Items listed in a dataset:
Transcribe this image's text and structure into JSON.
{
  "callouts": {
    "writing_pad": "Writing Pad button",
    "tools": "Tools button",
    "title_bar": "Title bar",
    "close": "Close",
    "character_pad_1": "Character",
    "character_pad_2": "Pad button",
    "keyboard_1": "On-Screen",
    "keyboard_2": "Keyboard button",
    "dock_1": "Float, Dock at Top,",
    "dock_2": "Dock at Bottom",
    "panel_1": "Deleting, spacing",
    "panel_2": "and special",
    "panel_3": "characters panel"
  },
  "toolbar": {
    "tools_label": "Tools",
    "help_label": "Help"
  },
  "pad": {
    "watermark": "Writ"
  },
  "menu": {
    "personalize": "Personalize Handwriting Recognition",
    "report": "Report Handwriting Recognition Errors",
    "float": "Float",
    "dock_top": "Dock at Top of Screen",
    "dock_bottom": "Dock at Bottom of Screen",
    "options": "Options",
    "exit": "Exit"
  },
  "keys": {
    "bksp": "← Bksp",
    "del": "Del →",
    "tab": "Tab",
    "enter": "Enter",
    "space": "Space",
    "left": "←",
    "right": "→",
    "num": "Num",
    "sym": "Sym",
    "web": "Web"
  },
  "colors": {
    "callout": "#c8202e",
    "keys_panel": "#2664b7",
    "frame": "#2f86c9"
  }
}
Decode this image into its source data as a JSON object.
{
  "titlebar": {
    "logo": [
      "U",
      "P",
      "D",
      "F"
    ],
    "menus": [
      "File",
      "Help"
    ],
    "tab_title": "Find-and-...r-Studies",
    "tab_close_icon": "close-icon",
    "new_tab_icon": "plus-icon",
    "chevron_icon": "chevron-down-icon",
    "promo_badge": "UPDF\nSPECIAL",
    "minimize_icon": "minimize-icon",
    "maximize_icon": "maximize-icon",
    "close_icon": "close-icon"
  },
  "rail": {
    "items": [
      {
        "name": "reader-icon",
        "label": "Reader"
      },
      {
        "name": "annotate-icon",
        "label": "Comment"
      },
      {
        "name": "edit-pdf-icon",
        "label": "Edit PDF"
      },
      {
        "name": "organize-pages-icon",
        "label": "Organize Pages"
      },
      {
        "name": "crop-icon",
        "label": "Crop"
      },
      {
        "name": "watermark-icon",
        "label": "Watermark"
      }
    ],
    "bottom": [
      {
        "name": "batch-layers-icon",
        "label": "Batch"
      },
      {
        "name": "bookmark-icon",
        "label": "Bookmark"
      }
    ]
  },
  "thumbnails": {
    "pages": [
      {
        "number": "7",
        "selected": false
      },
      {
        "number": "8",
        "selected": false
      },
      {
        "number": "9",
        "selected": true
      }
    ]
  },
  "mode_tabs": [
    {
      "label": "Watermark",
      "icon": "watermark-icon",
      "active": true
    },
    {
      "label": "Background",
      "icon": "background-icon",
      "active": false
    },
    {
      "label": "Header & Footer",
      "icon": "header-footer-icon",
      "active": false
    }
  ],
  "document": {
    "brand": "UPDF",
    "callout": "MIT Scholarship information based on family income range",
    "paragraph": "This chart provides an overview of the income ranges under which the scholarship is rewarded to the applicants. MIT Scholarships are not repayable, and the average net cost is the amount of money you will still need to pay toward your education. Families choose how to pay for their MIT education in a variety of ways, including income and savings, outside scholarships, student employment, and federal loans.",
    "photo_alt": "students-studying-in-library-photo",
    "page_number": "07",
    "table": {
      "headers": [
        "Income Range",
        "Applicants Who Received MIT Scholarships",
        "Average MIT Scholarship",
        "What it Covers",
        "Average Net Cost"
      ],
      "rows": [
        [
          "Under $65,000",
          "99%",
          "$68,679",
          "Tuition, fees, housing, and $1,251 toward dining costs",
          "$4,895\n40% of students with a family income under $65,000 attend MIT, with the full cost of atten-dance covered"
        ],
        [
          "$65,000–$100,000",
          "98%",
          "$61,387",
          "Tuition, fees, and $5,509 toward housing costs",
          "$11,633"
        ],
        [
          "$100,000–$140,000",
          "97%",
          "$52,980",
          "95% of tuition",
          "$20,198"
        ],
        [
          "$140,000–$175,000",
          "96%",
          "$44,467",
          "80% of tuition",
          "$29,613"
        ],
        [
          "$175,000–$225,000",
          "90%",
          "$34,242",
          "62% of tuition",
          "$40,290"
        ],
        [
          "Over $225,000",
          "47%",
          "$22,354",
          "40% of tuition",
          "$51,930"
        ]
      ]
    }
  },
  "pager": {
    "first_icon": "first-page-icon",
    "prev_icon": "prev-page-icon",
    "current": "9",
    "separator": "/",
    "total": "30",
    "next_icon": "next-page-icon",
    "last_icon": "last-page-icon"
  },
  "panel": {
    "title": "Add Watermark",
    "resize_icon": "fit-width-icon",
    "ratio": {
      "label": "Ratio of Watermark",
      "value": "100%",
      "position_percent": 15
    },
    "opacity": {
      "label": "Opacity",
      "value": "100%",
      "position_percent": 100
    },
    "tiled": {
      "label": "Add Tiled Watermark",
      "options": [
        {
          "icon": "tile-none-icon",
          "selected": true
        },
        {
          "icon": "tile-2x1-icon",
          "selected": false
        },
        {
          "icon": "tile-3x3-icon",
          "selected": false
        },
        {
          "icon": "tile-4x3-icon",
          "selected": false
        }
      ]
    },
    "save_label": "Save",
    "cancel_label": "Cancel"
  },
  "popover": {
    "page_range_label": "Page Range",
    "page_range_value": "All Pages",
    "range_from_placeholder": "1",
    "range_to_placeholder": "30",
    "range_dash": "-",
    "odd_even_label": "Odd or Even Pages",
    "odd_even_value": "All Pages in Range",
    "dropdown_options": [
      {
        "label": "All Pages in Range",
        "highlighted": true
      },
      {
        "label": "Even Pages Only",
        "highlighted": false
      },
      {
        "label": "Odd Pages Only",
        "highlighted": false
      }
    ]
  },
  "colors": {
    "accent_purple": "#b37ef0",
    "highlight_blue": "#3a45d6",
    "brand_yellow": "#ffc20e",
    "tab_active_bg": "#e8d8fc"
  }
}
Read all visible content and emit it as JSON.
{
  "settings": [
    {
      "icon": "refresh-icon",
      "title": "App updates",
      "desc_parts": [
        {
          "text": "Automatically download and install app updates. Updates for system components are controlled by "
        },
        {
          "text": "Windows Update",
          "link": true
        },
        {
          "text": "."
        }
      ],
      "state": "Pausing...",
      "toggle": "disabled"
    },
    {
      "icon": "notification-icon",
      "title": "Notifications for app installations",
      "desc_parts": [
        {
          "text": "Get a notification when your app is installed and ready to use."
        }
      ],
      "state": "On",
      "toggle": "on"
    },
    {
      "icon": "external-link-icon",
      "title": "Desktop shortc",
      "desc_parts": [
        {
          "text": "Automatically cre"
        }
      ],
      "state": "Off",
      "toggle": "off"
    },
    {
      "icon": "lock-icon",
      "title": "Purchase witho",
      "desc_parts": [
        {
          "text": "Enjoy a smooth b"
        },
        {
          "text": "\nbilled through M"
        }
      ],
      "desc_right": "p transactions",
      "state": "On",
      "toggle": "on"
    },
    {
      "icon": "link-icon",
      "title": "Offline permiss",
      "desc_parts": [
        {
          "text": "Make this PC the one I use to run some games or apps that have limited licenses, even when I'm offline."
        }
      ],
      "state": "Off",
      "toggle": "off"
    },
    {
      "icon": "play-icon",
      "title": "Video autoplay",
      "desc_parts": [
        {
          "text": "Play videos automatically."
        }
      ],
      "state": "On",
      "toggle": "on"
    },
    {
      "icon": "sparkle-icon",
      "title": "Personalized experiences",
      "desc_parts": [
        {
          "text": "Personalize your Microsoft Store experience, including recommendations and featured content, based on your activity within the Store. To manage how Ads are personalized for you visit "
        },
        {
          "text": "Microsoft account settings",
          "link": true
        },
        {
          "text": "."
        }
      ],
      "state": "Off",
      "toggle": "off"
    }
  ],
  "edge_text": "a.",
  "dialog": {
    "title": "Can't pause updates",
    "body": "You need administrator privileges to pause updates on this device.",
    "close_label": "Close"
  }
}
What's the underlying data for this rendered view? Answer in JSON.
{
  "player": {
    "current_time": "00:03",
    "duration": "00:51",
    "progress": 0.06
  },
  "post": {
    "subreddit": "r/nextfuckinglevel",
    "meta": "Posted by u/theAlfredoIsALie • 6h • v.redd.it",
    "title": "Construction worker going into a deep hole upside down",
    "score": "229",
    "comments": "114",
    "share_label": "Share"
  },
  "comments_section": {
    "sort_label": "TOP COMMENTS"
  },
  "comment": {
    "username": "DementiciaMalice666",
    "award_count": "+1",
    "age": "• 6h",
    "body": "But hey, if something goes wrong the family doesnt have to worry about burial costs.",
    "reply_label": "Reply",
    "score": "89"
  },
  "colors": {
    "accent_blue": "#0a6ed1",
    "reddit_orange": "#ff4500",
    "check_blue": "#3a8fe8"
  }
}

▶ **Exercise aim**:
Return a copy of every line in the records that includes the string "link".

▶ **Your response**:
          "link": true
      "icon": "external-link-icon",
      "icon": "link-icon",
          "link": true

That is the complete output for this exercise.